Your goal
Check every line of the entries that follow, and copy the ones containing "Marża".

[Start of section]

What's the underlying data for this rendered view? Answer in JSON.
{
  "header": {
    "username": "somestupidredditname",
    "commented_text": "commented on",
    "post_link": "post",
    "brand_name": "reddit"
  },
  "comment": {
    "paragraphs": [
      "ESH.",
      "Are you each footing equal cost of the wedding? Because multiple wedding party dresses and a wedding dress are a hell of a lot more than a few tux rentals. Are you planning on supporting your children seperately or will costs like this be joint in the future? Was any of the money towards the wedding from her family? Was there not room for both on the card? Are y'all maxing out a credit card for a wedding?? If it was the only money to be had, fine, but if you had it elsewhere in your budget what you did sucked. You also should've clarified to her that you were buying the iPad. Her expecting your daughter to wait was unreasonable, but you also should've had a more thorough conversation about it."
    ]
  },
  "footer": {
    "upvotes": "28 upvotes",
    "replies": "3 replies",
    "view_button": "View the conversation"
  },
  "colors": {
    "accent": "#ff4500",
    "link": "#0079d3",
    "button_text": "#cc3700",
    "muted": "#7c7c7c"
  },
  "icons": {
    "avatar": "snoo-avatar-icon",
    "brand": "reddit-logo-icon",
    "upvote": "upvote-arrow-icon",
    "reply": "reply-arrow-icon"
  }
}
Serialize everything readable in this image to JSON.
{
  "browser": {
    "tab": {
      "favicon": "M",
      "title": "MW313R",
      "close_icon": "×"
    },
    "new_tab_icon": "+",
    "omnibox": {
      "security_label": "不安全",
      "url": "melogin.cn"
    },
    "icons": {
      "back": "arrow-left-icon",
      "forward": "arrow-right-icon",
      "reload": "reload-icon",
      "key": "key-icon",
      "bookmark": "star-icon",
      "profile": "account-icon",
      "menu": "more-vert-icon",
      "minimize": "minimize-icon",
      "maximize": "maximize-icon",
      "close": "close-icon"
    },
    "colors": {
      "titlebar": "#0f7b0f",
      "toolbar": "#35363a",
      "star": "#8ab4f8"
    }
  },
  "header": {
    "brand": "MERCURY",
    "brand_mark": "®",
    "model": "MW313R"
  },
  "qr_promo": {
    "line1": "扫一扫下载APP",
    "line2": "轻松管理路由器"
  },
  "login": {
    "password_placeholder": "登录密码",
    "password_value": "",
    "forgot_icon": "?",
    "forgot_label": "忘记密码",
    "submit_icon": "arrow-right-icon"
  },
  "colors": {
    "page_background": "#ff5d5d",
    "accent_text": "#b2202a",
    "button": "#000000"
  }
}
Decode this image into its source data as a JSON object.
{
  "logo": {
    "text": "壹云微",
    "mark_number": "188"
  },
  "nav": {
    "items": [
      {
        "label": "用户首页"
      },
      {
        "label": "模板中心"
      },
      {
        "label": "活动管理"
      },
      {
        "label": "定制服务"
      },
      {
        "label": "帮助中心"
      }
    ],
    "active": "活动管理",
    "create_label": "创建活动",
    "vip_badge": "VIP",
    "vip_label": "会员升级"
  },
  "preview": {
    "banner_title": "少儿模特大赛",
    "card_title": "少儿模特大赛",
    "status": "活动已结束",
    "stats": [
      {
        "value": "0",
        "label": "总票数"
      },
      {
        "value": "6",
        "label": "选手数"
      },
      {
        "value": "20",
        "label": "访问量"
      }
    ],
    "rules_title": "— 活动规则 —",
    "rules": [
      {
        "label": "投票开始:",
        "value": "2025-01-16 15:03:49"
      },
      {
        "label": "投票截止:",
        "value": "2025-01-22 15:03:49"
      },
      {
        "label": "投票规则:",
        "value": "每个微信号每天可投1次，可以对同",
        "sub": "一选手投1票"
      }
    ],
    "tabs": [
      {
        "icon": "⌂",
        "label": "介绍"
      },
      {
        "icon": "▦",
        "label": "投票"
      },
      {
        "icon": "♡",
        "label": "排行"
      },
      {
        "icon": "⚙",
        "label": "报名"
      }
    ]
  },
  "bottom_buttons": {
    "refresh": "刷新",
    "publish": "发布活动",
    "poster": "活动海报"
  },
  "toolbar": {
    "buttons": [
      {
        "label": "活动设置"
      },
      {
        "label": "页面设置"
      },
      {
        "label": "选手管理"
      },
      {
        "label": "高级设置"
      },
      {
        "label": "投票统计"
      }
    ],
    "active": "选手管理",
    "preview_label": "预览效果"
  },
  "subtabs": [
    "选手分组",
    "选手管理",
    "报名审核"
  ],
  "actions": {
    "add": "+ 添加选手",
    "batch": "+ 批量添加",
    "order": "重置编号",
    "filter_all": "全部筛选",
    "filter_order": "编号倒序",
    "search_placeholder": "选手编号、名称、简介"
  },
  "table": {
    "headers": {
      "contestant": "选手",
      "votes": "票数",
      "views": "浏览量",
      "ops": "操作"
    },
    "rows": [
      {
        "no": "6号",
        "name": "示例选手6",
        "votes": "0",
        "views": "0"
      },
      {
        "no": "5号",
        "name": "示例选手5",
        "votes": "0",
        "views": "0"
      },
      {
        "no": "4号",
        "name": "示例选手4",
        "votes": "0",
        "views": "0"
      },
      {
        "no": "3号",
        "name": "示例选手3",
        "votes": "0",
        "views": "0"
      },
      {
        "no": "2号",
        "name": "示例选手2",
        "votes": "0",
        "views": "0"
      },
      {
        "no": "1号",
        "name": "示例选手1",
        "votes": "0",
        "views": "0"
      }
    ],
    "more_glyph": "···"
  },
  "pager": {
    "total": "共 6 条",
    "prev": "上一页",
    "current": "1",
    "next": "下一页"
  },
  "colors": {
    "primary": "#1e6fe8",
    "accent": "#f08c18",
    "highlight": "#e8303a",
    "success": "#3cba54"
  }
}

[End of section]
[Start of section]

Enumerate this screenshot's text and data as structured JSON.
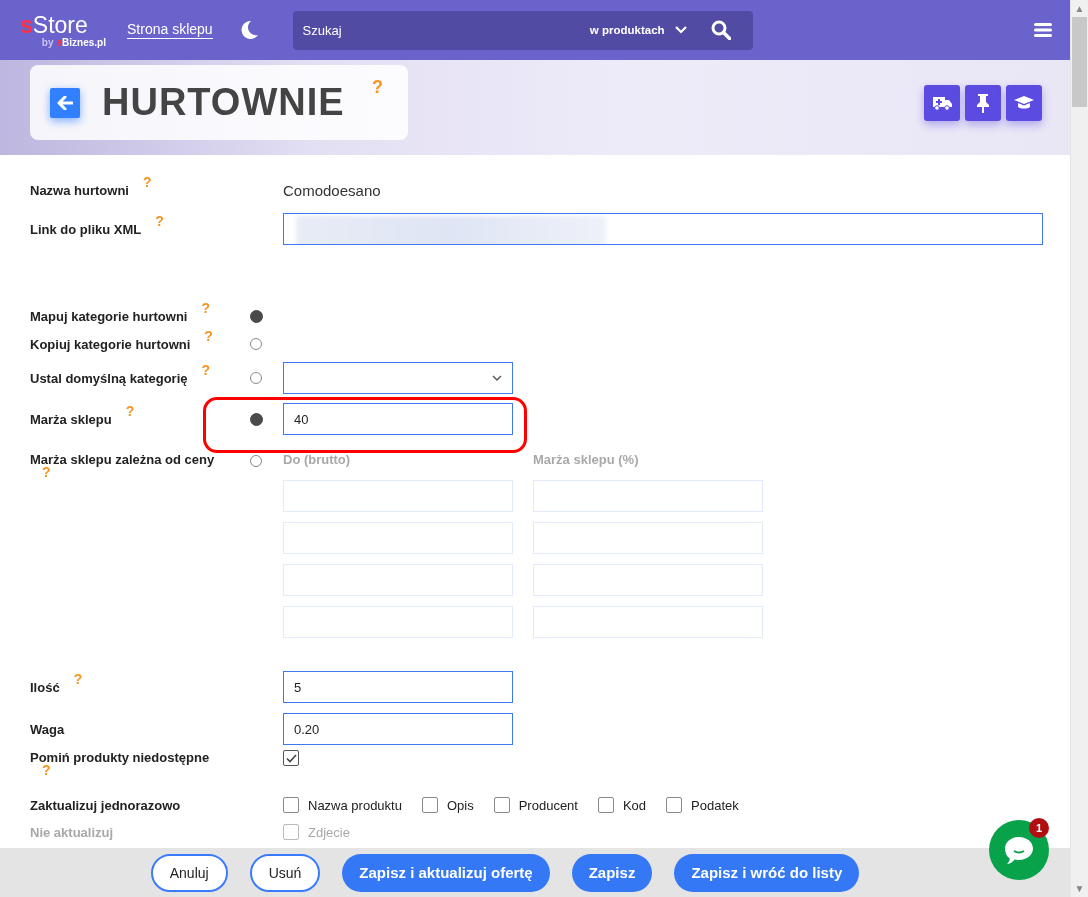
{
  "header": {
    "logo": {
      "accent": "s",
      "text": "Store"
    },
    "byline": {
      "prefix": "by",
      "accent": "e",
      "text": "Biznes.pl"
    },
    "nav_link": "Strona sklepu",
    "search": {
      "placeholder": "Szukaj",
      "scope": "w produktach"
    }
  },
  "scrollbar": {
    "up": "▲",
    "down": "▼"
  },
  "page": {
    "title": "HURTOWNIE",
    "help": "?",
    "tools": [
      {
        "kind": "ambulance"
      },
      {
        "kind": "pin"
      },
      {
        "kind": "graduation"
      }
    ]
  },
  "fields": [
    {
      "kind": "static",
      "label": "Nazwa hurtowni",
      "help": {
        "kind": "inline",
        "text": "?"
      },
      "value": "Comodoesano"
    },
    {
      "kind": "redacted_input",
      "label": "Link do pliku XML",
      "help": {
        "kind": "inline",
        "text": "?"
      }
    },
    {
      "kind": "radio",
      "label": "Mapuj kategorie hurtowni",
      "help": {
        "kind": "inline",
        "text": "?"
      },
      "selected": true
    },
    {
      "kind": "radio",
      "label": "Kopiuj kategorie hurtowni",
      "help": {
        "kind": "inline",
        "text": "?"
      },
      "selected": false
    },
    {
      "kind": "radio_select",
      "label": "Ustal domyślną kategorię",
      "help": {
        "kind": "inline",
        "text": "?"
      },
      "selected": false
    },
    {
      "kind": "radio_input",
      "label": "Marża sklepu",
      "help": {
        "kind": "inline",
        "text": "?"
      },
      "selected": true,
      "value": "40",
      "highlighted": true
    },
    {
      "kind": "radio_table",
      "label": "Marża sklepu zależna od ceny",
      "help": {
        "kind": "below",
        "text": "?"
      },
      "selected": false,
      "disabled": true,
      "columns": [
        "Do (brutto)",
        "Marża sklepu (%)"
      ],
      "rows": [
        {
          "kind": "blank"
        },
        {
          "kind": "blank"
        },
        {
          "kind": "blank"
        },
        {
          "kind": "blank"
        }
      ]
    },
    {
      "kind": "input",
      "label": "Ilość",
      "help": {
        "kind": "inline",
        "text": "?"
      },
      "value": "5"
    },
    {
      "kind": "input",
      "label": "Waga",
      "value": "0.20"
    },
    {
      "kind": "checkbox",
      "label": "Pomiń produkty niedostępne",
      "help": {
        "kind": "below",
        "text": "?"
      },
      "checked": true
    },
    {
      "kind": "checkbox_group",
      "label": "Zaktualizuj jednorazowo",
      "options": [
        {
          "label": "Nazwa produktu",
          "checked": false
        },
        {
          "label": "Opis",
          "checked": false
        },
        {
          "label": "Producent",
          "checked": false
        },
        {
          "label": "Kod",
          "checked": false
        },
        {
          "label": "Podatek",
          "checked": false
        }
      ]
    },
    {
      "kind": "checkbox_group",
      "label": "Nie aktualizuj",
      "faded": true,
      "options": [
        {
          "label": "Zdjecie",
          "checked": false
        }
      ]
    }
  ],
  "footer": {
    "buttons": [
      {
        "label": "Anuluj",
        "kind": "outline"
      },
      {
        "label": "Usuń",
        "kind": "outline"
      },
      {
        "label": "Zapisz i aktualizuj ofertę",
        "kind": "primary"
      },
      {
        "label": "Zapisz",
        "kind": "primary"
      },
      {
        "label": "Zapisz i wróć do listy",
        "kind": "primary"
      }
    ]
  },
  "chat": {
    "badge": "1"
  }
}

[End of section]

Exercise output
      "label": "Marża sklepu",
      "label": "Marża sklepu zależna od ceny",
        "Marża sklepu (%)"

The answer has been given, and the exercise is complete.